Irma is Not Category 6, but Could be | James Howard Irma is Not Category 6, but Could be | James Howard

# Irma is Not Category 6, but Could be

As Hurricane Irma continues to gain strength, some have started calling it a category 6 hurricane. The problem with this is the scale only goes up to 5. There are 5 hurricane strength categories and two sub-hurricane strength levels. We can see those plotted below.

It is worth asking, if there were a category 6, 7 or even 8, what would that intensity be? What the demarcation point? The plot shows the scale is not strictly linear. There’s a smallish curve that tightens the bands at the top of the scale. In contrast, the Richter scale works the other way, broadening the bands as the scale increases.

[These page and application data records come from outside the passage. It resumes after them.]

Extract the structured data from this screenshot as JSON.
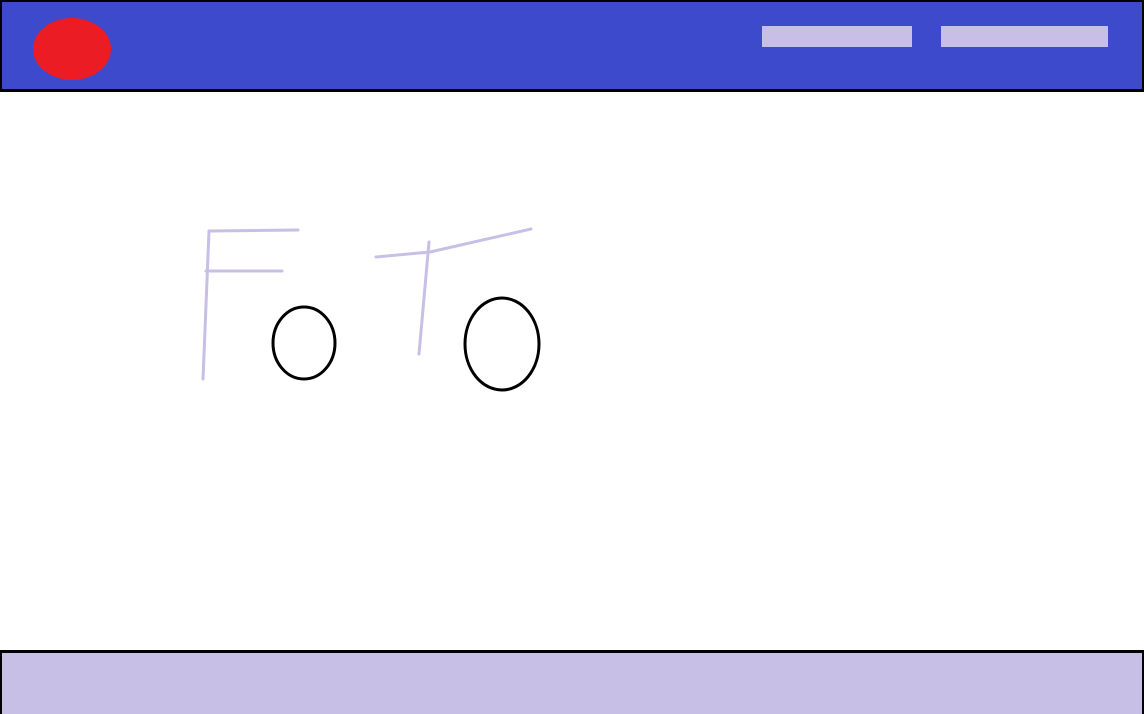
{
  "colors": {
    "header_bg": "#3d4acb",
    "logo": "#ec1c24",
    "nav_link": "#c8bfe7",
    "sketch_letters": "#c8bfe7",
    "sketch_circles": "#000000",
    "footer_bg": "#c8bfe7"
  },
  "header": {
    "logo_icon": "red-circle-logo",
    "nav_links": [
      "",
      ""
    ]
  },
  "main": {
    "sketch_icon": "hand-drawn-foto-sketch"
  },
  "footer": {}
}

But let’s estimate this curve and figure out where categories 6, 7, and 8 would begin.

We’re going to be lazy and use R’s glm function to find a linear model and estimate the minimum endpoint of the next three levels:

A simple enough model. Now let’s predict for our new categories. We also truncate the number to an integer just to make the output a little bit cleaner.

Like the original windspeeds given, these are measured in meters per second. That’s normal, but not helpful, since the news usually reports hurricane windspeeds in miles per hour. So let’s do the conversion. We know that 1 meter / second equals 2.23694 miles per hour, so:

We truncated the conversion, again, to clean the output up just a bit. At the time I am writing this, the National Hurricane Center reports that Hurricane Irma has maximum sustained winds of 185 miles per hour. The hypothetical threshold for a category 6 hurricane is 183 miles per hour. So while there is no category 6, if there were, Irma would likely qualify.